## What the task asks
Copy all records verbatim, images excluded.

## Task material
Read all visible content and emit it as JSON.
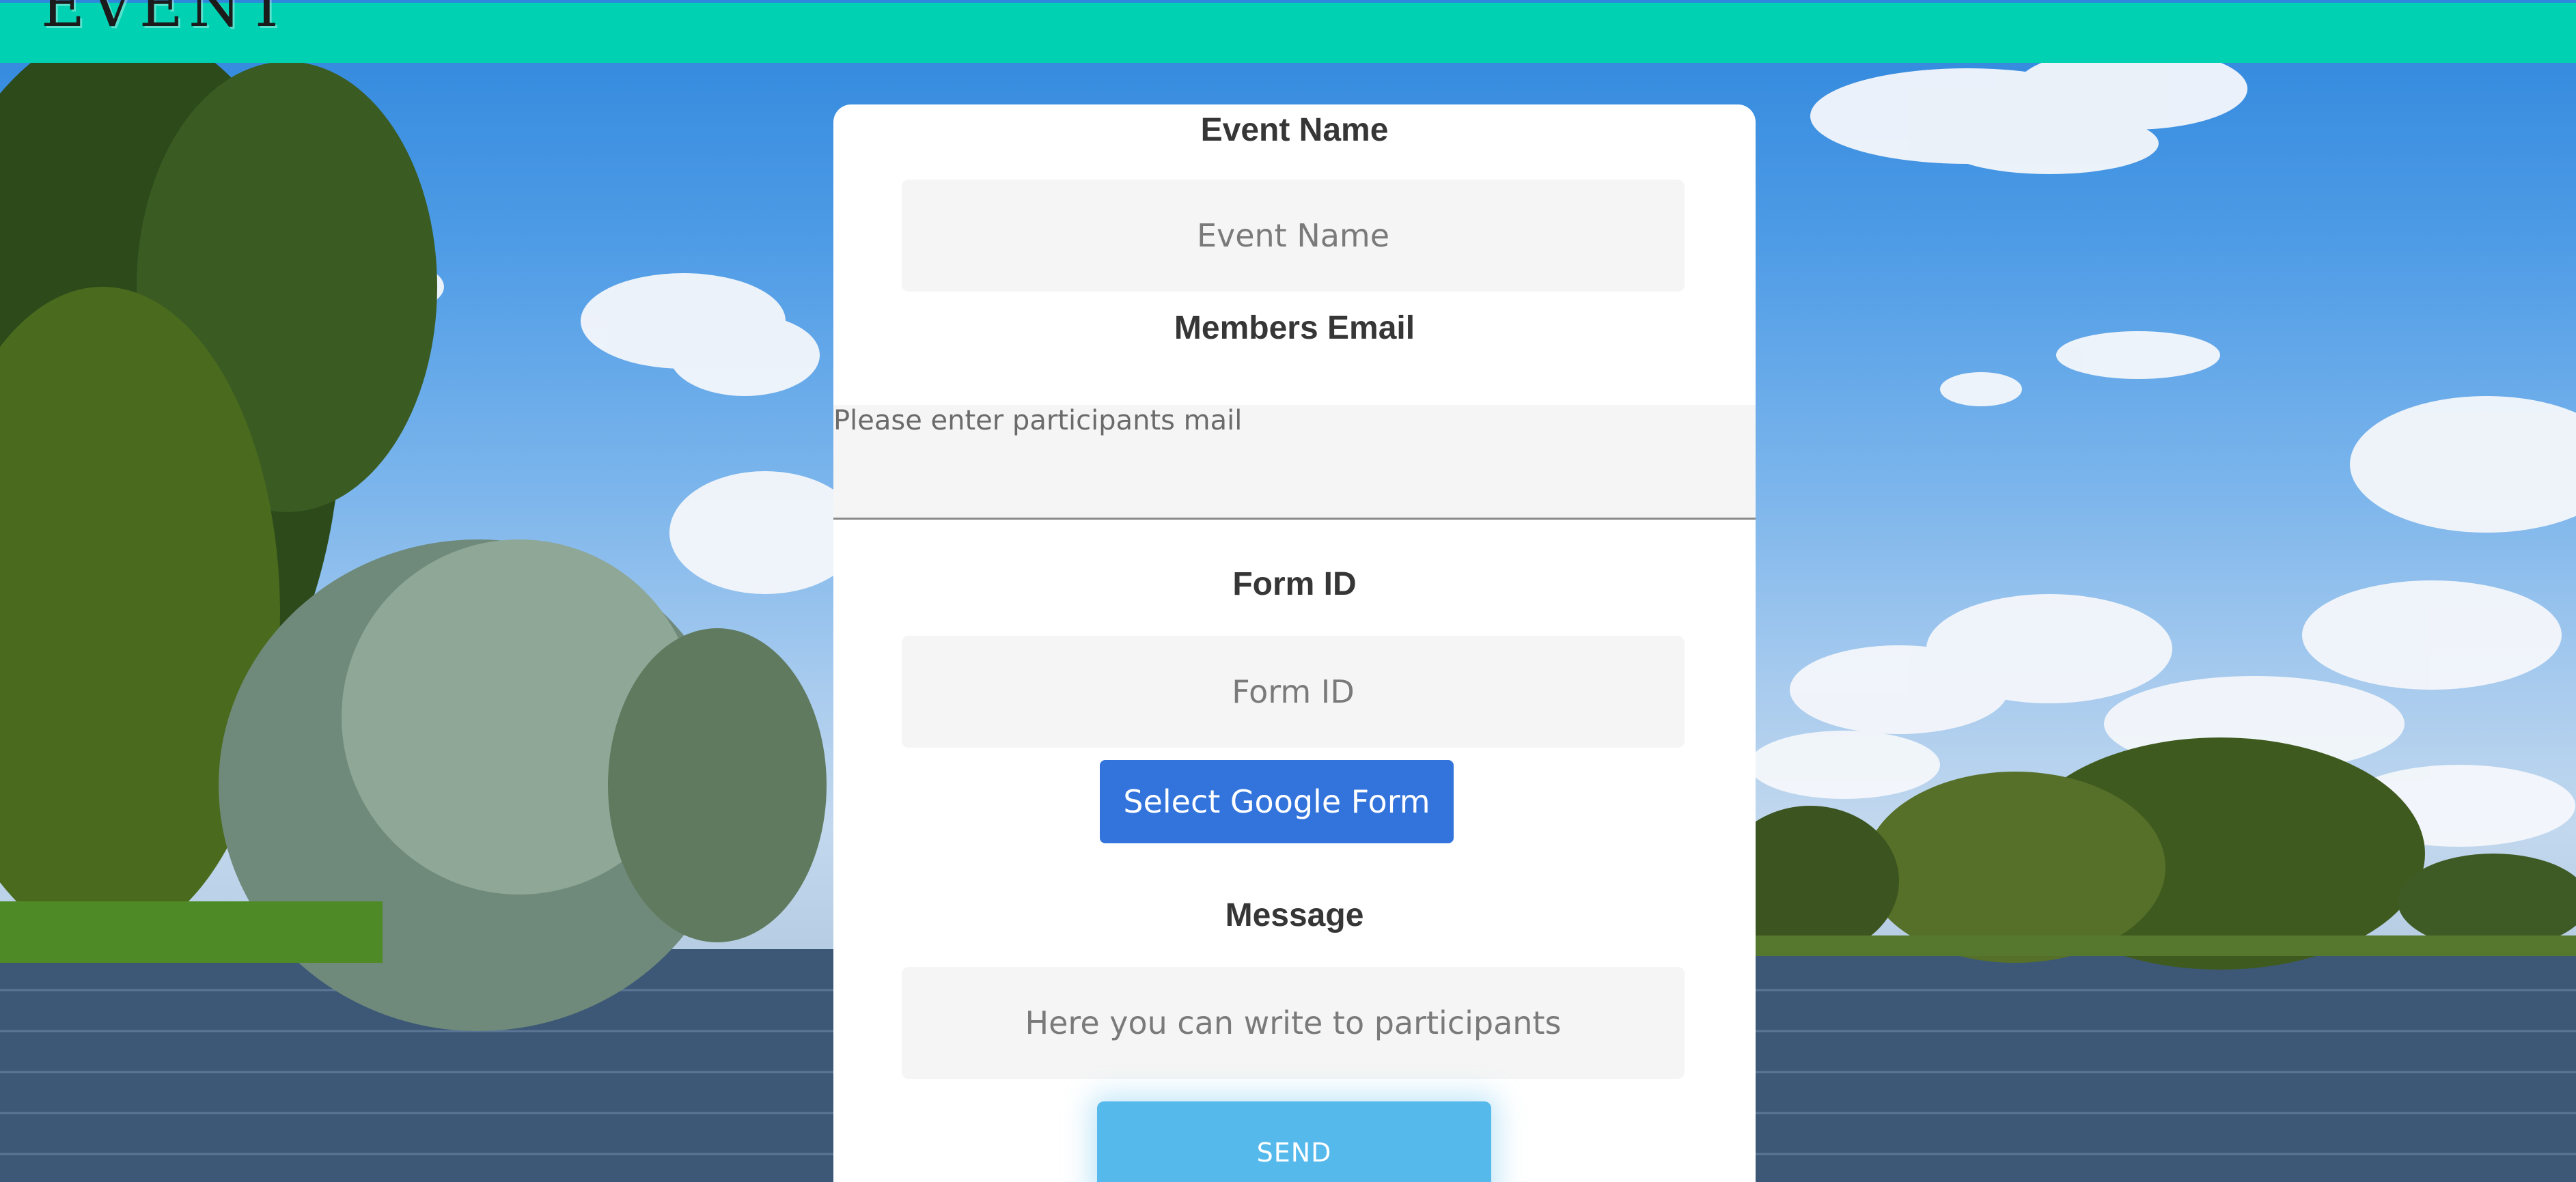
{
  "header": {
    "brand": "EVENT"
  },
  "form": {
    "event_name_label": "Event Name",
    "event_name_placeholder": "Event Name",
    "members_email_label": "Members Email",
    "members_email_placeholder": "Please enter participants mail",
    "form_id_label": "Form ID",
    "form_id_placeholder": "Form ID",
    "select_form_button": "Select Google Form",
    "message_label": "Message",
    "message_placeholder": "Here you can write to participants",
    "send_button": "SEND"
  },
  "colors": {
    "topbar": "#00d1b2",
    "primary_button": "#3273dc",
    "send_button": "#56b9ec",
    "field_background": "#f5f5f5"
  }
}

## Completed task
Read all visible content and emit it as JSON.
{
  "header": {
    "brand": "EVENT"
  },
  "form": {
    "event_name_label": "Event Name",
    "event_name_placeholder": "Event Name",
    "members_email_label": "Members Email",
    "members_email_placeholder": "Please enter participants mail",
    "form_id_label": "Form ID",
    "form_id_placeholder": "Form ID",
    "select_form_button": "Select Google Form",
    "message_label": "Message",
    "message_placeholder": "Here you can write to participants",
    "send_button": "SEND"
  },
  "colors": {
    "topbar": "#00d1b2",
    "primary_button": "#3273dc",
    "send_button": "#56b9ec",
    "field_background": "#f5f5f5"
  }
}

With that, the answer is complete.